*** Opening of Source material ***

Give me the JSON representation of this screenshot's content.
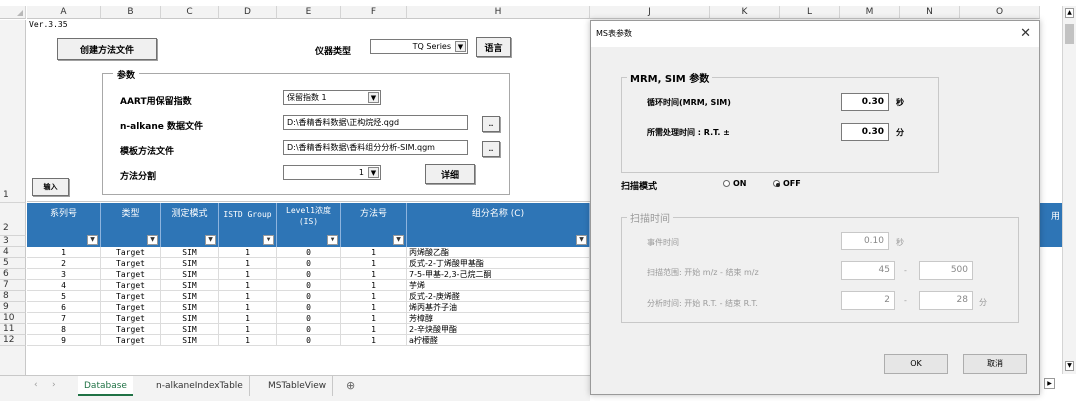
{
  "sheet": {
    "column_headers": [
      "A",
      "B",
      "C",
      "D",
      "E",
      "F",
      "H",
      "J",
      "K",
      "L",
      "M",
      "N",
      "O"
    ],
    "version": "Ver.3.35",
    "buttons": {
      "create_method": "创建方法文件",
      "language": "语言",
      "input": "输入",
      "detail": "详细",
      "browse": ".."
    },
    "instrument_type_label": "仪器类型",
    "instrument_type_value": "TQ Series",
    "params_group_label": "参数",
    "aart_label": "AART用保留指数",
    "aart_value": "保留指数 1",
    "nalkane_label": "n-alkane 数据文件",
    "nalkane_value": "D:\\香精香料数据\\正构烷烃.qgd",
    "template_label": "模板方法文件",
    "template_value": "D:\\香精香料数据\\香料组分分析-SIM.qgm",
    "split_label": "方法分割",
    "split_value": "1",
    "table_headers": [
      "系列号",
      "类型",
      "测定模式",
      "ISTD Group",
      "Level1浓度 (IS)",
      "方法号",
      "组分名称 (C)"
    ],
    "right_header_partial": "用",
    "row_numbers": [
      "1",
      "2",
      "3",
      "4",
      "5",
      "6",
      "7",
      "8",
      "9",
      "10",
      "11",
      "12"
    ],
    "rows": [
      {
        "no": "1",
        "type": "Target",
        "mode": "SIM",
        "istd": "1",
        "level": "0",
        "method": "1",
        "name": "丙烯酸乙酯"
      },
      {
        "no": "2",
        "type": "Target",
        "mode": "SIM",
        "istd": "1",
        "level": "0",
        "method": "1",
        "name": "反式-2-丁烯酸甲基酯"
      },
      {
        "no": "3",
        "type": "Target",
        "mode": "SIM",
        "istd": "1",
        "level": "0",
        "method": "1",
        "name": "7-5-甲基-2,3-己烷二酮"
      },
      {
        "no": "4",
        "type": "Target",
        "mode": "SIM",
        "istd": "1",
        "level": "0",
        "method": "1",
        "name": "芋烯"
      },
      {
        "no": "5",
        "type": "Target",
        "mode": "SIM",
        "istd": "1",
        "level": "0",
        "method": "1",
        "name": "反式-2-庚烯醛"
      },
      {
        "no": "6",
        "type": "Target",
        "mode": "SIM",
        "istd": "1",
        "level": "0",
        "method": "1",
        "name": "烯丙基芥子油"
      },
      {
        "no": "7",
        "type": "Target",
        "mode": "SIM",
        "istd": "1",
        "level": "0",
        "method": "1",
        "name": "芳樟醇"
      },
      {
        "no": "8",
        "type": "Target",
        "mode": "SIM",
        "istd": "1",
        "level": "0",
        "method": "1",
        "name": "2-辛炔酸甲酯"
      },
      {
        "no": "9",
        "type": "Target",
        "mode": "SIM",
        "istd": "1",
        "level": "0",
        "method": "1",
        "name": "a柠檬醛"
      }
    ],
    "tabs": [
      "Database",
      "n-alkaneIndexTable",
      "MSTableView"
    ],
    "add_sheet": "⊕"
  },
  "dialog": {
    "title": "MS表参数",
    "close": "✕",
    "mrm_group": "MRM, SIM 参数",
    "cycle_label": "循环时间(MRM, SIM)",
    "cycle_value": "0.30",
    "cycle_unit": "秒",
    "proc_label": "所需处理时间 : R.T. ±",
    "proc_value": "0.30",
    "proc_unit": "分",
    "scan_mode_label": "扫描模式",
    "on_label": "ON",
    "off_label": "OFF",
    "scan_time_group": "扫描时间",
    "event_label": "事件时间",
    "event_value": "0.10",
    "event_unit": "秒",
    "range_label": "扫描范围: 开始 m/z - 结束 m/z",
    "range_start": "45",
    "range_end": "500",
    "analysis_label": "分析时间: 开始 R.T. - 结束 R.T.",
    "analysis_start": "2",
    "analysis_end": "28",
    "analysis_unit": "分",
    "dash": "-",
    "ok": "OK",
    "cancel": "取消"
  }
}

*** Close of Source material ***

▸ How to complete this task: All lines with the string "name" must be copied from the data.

▸ Answer space:
        "name": "丙烯酸乙酯"
        "name": "反式-2-丁烯酸甲基酯"
        "name": "7-5-甲基-2,3-己烷二酮"
        "name": "芋烯"
        "name": "反式-2-庚烯醛"
        "name": "烯丙基芥子油"
        "name": "芳樟醇"
        "name": "2-辛炔酸甲酯"
        "name": "a柠檬醛"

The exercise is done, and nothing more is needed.